Bennie Rosato the founder of the Rosato & DiNunzio law firm hides her big heart beneath her tough-as-nails exterior and she doesn't like to fail. Now, a case from her past shows her how differently things might have turned out in Lisa Scottoline's New York Times bestseller, Corrupted.
Thirteen years ago, Bennie Rosato took on Jason Lefkavick, a twelve-year-old boy who was sent to a juvenile detention center after fighting a class bully. Bennie couldn't free Jason, and to this day it's the case that haunts her. Jason has grown up in and out of juvenile prison, and his adulthood hasn't been any easier. Bennie no longer represents those accused of murder, but when Jason is indicted for killing the same bully he fought with as a kid, she sees no choice but to represent him. She doesn't know whether or not to believe his claims of innocence, but she knows she owes him for past failures-of the law, of the juvenile justice system, and of herself.
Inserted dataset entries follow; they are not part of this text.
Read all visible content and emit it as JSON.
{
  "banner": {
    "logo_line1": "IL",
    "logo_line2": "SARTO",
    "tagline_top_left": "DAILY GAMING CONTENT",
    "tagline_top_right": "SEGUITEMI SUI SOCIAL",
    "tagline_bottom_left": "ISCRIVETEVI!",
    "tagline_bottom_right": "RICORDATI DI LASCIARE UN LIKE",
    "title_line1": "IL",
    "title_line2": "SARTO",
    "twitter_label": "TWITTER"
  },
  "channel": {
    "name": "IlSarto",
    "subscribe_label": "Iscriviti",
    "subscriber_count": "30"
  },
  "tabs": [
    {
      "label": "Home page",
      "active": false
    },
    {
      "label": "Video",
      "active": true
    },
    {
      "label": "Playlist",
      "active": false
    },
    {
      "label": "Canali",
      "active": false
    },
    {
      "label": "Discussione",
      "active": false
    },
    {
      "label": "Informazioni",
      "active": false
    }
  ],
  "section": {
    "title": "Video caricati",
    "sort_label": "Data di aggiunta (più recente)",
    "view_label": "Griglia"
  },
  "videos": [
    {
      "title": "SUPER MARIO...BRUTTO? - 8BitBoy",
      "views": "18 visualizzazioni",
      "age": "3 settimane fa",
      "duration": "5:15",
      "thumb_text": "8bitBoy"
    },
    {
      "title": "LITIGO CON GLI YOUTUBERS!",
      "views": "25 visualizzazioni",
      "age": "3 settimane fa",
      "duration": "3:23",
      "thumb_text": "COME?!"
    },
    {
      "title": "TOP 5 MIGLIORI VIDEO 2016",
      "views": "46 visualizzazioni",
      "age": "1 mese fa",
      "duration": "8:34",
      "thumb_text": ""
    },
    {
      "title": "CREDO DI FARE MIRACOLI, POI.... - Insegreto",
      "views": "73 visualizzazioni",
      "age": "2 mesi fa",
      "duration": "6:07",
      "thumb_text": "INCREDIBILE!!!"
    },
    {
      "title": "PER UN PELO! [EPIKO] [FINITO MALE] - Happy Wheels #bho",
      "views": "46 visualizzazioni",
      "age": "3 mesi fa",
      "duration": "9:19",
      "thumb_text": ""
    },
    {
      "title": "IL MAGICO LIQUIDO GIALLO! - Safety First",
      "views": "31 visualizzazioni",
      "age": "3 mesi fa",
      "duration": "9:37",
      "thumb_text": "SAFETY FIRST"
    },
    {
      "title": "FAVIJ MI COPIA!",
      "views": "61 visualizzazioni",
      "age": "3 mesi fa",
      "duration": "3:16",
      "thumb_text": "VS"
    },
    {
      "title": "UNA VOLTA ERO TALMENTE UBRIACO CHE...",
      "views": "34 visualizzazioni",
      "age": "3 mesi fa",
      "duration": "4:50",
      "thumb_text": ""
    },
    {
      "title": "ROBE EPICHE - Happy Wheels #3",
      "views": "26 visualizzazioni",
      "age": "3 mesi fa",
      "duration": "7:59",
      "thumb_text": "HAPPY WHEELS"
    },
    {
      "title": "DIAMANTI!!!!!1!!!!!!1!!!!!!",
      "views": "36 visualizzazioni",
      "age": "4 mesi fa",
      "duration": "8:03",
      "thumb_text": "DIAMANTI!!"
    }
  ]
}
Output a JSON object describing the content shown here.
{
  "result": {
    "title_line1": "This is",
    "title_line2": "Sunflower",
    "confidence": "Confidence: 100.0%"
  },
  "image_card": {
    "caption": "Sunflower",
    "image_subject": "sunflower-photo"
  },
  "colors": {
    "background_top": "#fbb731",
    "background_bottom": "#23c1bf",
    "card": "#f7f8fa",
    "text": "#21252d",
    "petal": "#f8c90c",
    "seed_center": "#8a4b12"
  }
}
Forced to relive the darkest period of her life, Bennie will do everything in her power to get the truth, and justice.
Edgar-winner Scottoline's lackluster 14th Rosato and DiNunzio novel (after 2014's Betrayed) focuses on law firm founder Bennie Rosato. In 2002, a panic-stricken father from Mountaintop, Pa., hires the Philadelphia lawyer to appeal his 12-year-old son's juvenile conviction. Jason Lefkavick shoved bully Richie Grusini, and both boys have been incarcerated. In the Poconos town, Bennie discovers rights violations and judicial corruption and becomes involved with Declan Mitchell, Richie's uncle. When Jason's father learns of the relationship, he fires Bennie and drops the appeal; then Declan ends the affair. Thirteen years later, Bennie receives a desperate call from Jason, who's being charged with Richie's murder but insists he's been framed. Guilt-stricken, she agrees to represent him, even though she doesn't believe his story. Bennie's uncharacteristically unprofessional affair with Declan strains credibility, especially when she's utterly blindsided by the repercussions. The surprise courtroom twist lacks punch, and a predictable ending may satisfy series fans but is unlikely to win new readers. Author tour.